It’s rare that two of my favorite things – skiing and air travel – come together so well, but Alaska has done just that with their Fly Alaska, Ski Free promotion. This isn’t a new promotion, but rather something Alaska Airlines has offered for a few years, with slight adjustments.
For the 2018-2019 ski season, Alaska Airlines has partnered with twelve resorts across the western portion of North America to offer some version of a free ski day with an Alaska Airlines boarding pass. The twelve resort partners include:
- Alyeska Resort (accessible via Anchorage’s ANC)
- Big White Ski Resort (accessible via Kelowna’s YLW)
- Mt. Bachelor (accessible via Bend’s RDM)
- Red Lodge Mountain (accessible via Billings’ BIL)
- Red Mountain (accessible via Spokane’s GEG)
- Schweitzer Mountain (accessible via Spokane’s GEG)
- Ski Marmot Basin (accessible via Edmonton’s YEG)
- Snowbasin (accessible via Salt Lake’s SLC)
- Squaw Valley/Alpine Meadows (accessible via Reno/Tahoe’s RNO)
- Steamboat Ski and Resort (accessible via Steamboat’s HDN)
- Sun Valley Resort (accessible via Sun Valley’s SUN)
- Whitefish Mountain resort (accessible via Kalispell/Glacier Park’s FCA)
I’ve noted the airport codes because you are required to use the corresponding airport in order to take advantage of the promotion. So, for example, you couldn’t fly into Denver, drive to Steamboat, and present your boarding pass in exchange for a free ski pass.
How Fly Alaska, Ski Free works

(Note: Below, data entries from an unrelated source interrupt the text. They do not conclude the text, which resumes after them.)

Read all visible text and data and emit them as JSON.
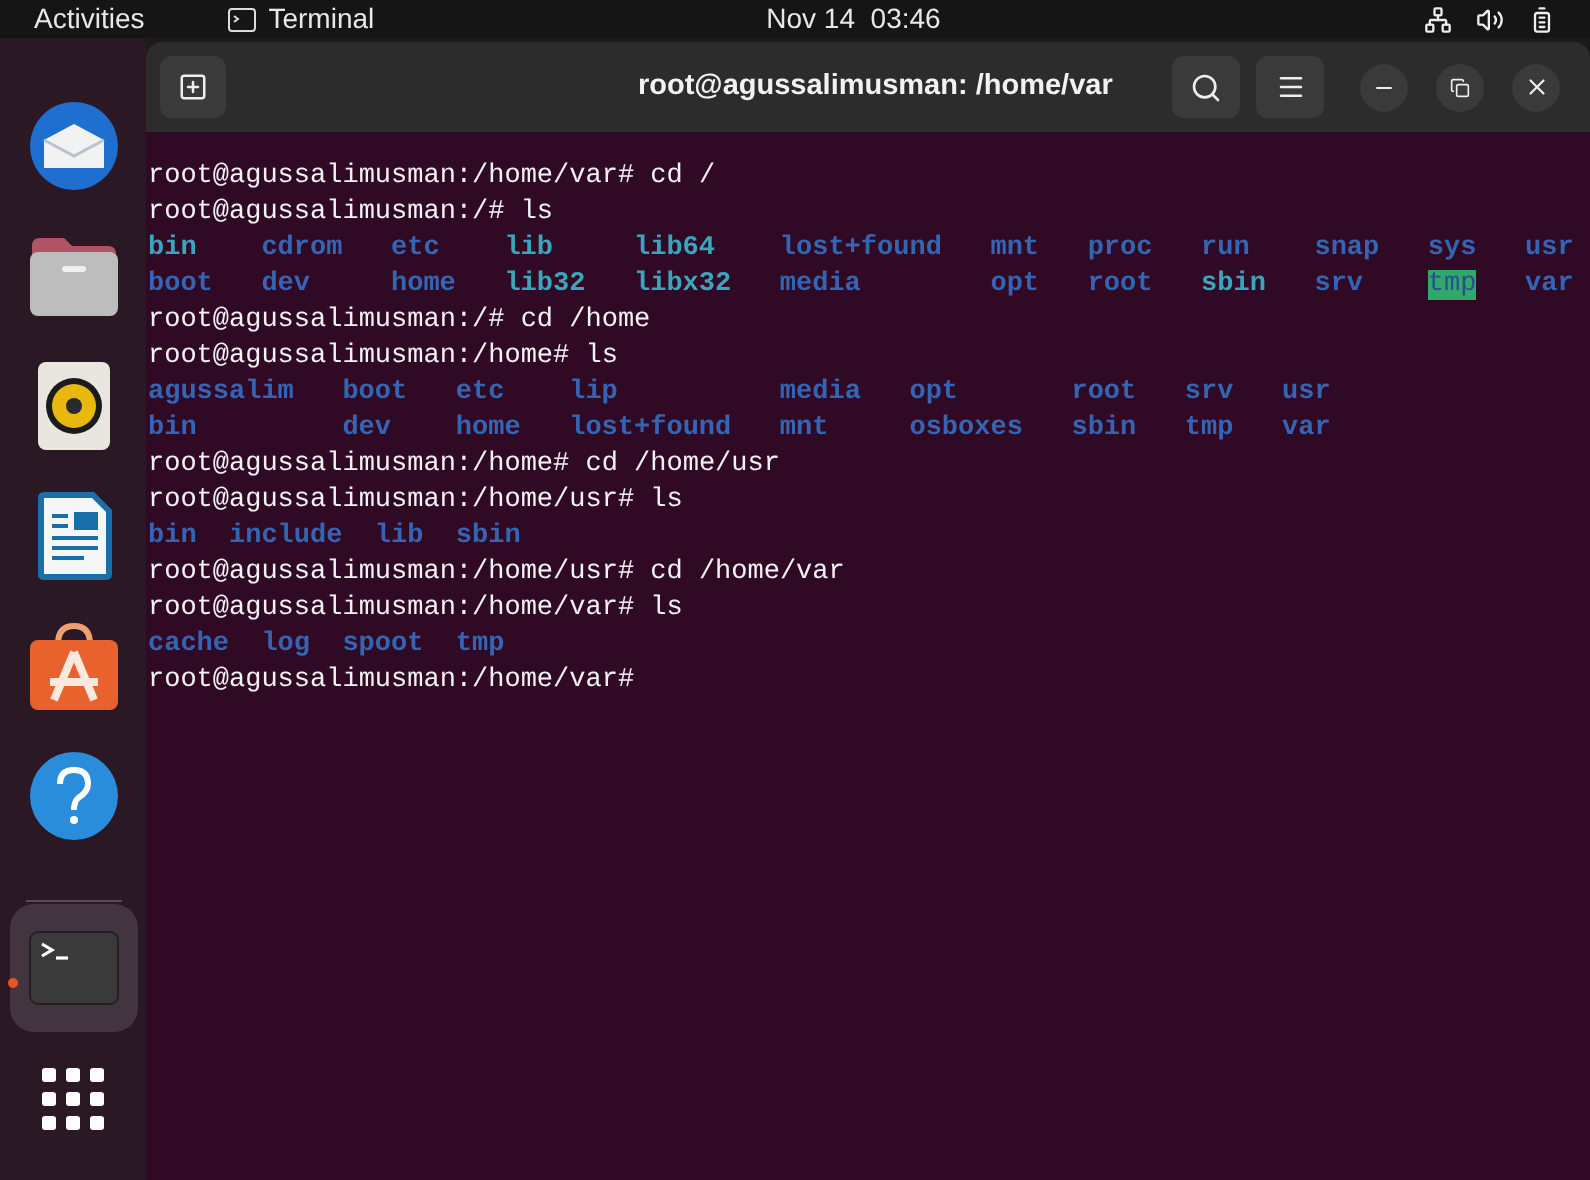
{
  "topbar": {
    "activities": "Activities",
    "app_name": "Terminal",
    "clock": "Nov 14  03:46"
  },
  "dock": {
    "items": [
      {
        "kind": "mail",
        "running": false,
        "selected": false
      },
      {
        "kind": "files",
        "running": false,
        "selected": false
      },
      {
        "kind": "music",
        "running": false,
        "selected": false
      },
      {
        "kind": "writer",
        "running": false,
        "selected": false
      },
      {
        "kind": "store",
        "running": false,
        "selected": false
      },
      {
        "kind": "help",
        "running": false,
        "selected": false
      },
      {
        "kind": "terminal",
        "running": true,
        "selected": true
      }
    ]
  },
  "terminal": {
    "title": "root@agussalimusman: /home/var",
    "lines": [
      {
        "kind": "prompt",
        "text": "root@agussalimusman:/home/var# cd /"
      },
      {
        "kind": "prompt",
        "text": "root@agussalimusman:/# ls"
      },
      {
        "kind": "listing",
        "rows": [
          [
            {
              "text": "bin",
              "kind": "link"
            },
            {
              "text": "cdrom",
              "kind": "dir"
            },
            {
              "text": "etc",
              "kind": "dir"
            },
            {
              "text": "lib",
              "kind": "link"
            },
            {
              "text": "lib64",
              "kind": "link"
            },
            {
              "text": "lost+found",
              "kind": "dir"
            },
            {
              "text": "mnt",
              "kind": "dir"
            },
            {
              "text": "proc",
              "kind": "dir"
            },
            {
              "text": "run",
              "kind": "dir"
            },
            {
              "text": "snap",
              "kind": "dir"
            },
            {
              "text": "sys",
              "kind": "dir"
            },
            {
              "text": "usr",
              "kind": "dir"
            }
          ],
          [
            {
              "text": "boot",
              "kind": "dir"
            },
            {
              "text": "dev",
              "kind": "dir"
            },
            {
              "text": "home",
              "kind": "dir"
            },
            {
              "text": "lib32",
              "kind": "link"
            },
            {
              "text": "libx32",
              "kind": "link"
            },
            {
              "text": "media",
              "kind": "dir"
            },
            {
              "text": "opt",
              "kind": "dir"
            },
            {
              "text": "root",
              "kind": "dir"
            },
            {
              "text": "sbin",
              "kind": "link"
            },
            {
              "text": "srv",
              "kind": "dir"
            },
            {
              "text": "tmp",
              "kind": "sticky"
            },
            {
              "text": "var",
              "kind": "dir"
            }
          ]
        ]
      },
      {
        "kind": "prompt",
        "text": "root@agussalimusman:/# cd /home"
      },
      {
        "kind": "prompt",
        "text": "root@agussalimusman:/home# ls"
      },
      {
        "kind": "listing",
        "rows": [
          [
            {
              "text": "agussalim",
              "kind": "dir"
            },
            {
              "text": "boot",
              "kind": "dir"
            },
            {
              "text": "etc",
              "kind": "dir"
            },
            {
              "text": "lip",
              "kind": "dir"
            },
            {
              "text": "media",
              "kind": "dir"
            },
            {
              "text": "opt",
              "kind": "dir"
            },
            {
              "text": "root",
              "kind": "dir"
            },
            {
              "text": "srv",
              "kind": "dir"
            },
            {
              "text": "usr",
              "kind": "dir"
            }
          ],
          [
            {
              "text": "bin",
              "kind": "dir"
            },
            {
              "text": "dev",
              "kind": "dir"
            },
            {
              "text": "home",
              "kind": "dir"
            },
            {
              "text": "lost+found",
              "kind": "dir"
            },
            {
              "text": "mnt",
              "kind": "dir"
            },
            {
              "text": "osboxes",
              "kind": "dir"
            },
            {
              "text": "sbin",
              "kind": "dir"
            },
            {
              "text": "tmp",
              "kind": "dir"
            },
            {
              "text": "var",
              "kind": "dir"
            }
          ]
        ]
      },
      {
        "kind": "prompt",
        "text": "root@agussalimusman:/home# cd /home/usr"
      },
      {
        "kind": "prompt",
        "text": "root@agussalimusman:/home/usr# ls"
      },
      {
        "kind": "listing",
        "rows": [
          [
            {
              "text": "bin",
              "kind": "dir"
            },
            {
              "text": "include",
              "kind": "dir"
            },
            {
              "text": "lib",
              "kind": "dir"
            },
            {
              "text": "sbin",
              "kind": "dir"
            }
          ]
        ]
      },
      {
        "kind": "prompt",
        "text": "root@agussalimusman:/home/usr# cd /home/var"
      },
      {
        "kind": "prompt",
        "text": "root@agussalimusman:/home/var# ls"
      },
      {
        "kind": "listing",
        "rows": [
          [
            {
              "text": "cache",
              "kind": "dir"
            },
            {
              "text": "log",
              "kind": "dir"
            },
            {
              "text": "spoot",
              "kind": "dir"
            },
            {
              "text": "tmp",
              "kind": "dir"
            }
          ]
        ]
      },
      {
        "kind": "prompt",
        "text": "root@agussalimusman:/home/var#"
      }
    ]
  }
}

Each ski resort has its own slight variant on the promotion, but the general premise is that if you present an Alaska Airlines boarding pass into the corresponding airport, you get a free ski pass for that resort. Most of the participating resorts will only issue a free ski pass on your day of arrival, but there are some exceptions.
For example, Montana’s Red Lodge Mountain and Whitefish Mountain, and Colorado’s Steamboat Springs all offer a free lift ticket on your day of departure, so this could be an interesting way to sneak in an extra day of skiing on the tail end of your trip.

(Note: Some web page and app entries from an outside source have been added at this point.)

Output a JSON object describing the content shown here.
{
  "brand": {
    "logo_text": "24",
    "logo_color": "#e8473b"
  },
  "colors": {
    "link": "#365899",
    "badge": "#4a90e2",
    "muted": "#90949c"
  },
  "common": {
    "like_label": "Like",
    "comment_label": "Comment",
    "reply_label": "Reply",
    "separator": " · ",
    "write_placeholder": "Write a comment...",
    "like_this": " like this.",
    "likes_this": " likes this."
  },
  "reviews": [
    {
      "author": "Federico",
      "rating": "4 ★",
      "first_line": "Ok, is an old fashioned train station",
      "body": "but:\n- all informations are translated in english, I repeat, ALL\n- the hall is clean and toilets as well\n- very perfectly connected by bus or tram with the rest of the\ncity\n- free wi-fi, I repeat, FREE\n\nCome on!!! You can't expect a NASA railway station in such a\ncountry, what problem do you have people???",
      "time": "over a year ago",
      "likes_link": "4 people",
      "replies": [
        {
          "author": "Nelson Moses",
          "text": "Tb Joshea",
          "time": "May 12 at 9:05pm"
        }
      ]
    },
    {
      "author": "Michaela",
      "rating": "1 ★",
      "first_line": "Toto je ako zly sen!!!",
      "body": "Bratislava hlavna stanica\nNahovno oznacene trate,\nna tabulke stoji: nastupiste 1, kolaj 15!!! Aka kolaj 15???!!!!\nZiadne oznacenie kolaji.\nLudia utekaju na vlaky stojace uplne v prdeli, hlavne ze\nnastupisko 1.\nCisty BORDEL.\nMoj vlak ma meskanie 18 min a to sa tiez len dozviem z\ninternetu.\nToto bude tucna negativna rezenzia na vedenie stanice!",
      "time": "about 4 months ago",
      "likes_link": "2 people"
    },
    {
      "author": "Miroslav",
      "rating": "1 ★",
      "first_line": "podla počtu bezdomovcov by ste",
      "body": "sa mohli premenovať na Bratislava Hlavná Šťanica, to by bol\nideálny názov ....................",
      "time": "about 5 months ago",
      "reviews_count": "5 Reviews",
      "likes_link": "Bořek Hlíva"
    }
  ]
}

Utah’s Snowbasin offers a fabulous jumping off point for tons of other ski resorts in the area, but has by far the most restrictive policy – you can only use the free pass on Tuesdays through Thursdays, from flights arriving on Monday through Wednesday – and you have to preregister online.
Conversely British Columbia’s Red Mountain allow you to use your free pass on any day in the 2018/19 season provided you fly into Spokane (although in all fairness, travel from the Spokane airport to the resort involves ~3 hours of driving and an international border crossing, so it makes sense that they would extend the offer beyond same-day arrivals).

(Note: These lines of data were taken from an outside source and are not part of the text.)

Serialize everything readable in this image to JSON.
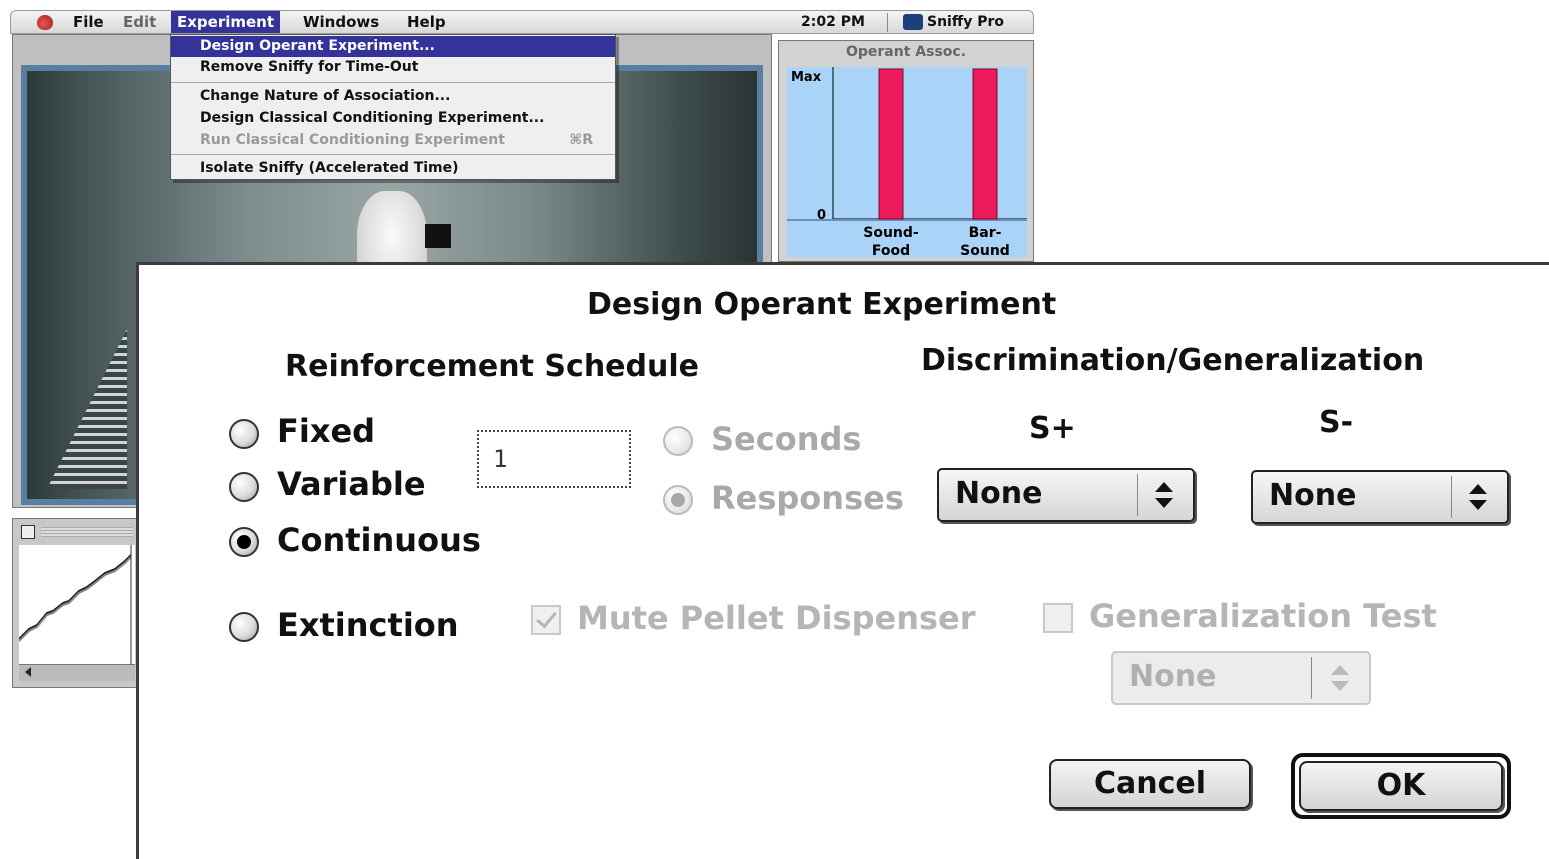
{
  "menubar": {
    "items": [
      "File",
      "Edit",
      "Experiment",
      "Windows",
      "Help"
    ],
    "time": "2:02 PM",
    "app_name": "Sniffy Pro"
  },
  "experiment_menu": {
    "items": [
      "Design Operant Experiment...",
      "Remove Sniffy for Time-Out",
      "Change Nature of Association...",
      "Design Classical Conditioning Experiment...",
      "Run Classical Conditioning Experiment",
      "Isolate Sniffy (Accelerated Time)"
    ],
    "shortcut_run": "⌘R"
  },
  "assoc_window": {
    "title": "Operant Assoc."
  },
  "chart_data": {
    "type": "bar",
    "title": "Operant Assoc.",
    "categories": [
      "Sound-Food",
      "Bar-Sound"
    ],
    "category_lines": [
      [
        "Sound-",
        "Food"
      ],
      [
        "Bar-",
        "Sound"
      ]
    ],
    "values": [
      1.0,
      1.0
    ],
    "y_tick_labels": [
      "Max",
      "0"
    ],
    "ylim": [
      0,
      1
    ],
    "bar_color": "#ef1a5e",
    "background": "#a9d4f8"
  },
  "dialog": {
    "title": "Design Operant Experiment",
    "schedule_heading": "Reinforcement Schedule",
    "schedule_options": [
      "Fixed",
      "Variable",
      "Continuous",
      "Extinction"
    ],
    "selected_schedule": "Continuous",
    "interval_value": "1",
    "unit_options": [
      "Seconds",
      "Responses"
    ],
    "selected_unit": "Responses",
    "discrimination_heading": "Discrimination/Generalization",
    "s_plus_label": "S+",
    "s_minus_label": "S-",
    "s_plus_value": "None",
    "s_minus_value": "None",
    "mute_pellet_label": "Mute Pellet Dispenser",
    "generalization_label": "Generalization Test",
    "generalization_value": "None",
    "cancel_label": "Cancel",
    "ok_label": "OK"
  },
  "colors": {
    "menu_highlight": "#33339a",
    "disabled_text": "#a9a9a9"
  }
}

It looks like Spokane is the real sweet spot here, as you can fly in, ski Schweitzer on the same day, and get an additional free day at Red. And the snow in eastern British Columbia is about as good as snow gets.
At the end of the day, each of these resorts has their own slightly different agreement with the airline, so make to check out the terms and conditions of your choice resort to confirm when the offer is available, and what you need to bring.
Other winter promotions
In addition to the above promotions, Alaska Airlines is discounting checked baggage fees for ski and snowboard equipment to $25 per bag. While that’s not a huge savings from their typical $30 for a first piece of checked luggage, it’s nice to know that the cost of checking ski equipment won’t hurt quite as much as the cost of buying ski equipment.
They also offer various hotel deals, although I’ve typically had the best luck when I’ve booked directly with the ski resort and gotten an all-inclusive price that includes lift tickets.
Don’t forget the companion pass
If you do live in an Alaska-served city, this could be a great opportunity to use the Companion Fare that comes with The Alaska Airlines Visa Signature® Card and The Alaska Airlines Visa® Business Card.
Both cards offer an annual anniversary certificate that allows you to purchase one ticket as normal, and receive a second for $99 plus the taxes and fees every year, so you can save quite the chunk of change if you’re traveling in pairs.
And yes, tickets purchased with the companion fare benefit are still eligible for the Ski Free promotion.
Skiing isn’t cheap to begin with, and as more and more resorts are being bought by larger conglomerates, prices only continue to rise. That said, I’ve found that the smaller ski resorts, particularly in the northern Rockies, tend to offer a great bang-for-your-buck as far as snow quality, varied terrain, and shorter lift lines. And it looks like most of Alaska’s partner resort fit that description to a T.
All that to say that if you can take advantage of it, this is a fantastic offer. So while some of us envious East Coasters don’t have access to Alaska at their home airport, I would encourage anyone who can to take advantage of this promotion, and to check out some of the lesser-known ski resorts on the list.
Have fun out there!!
Is anyone planning on taking advantage of this promotion?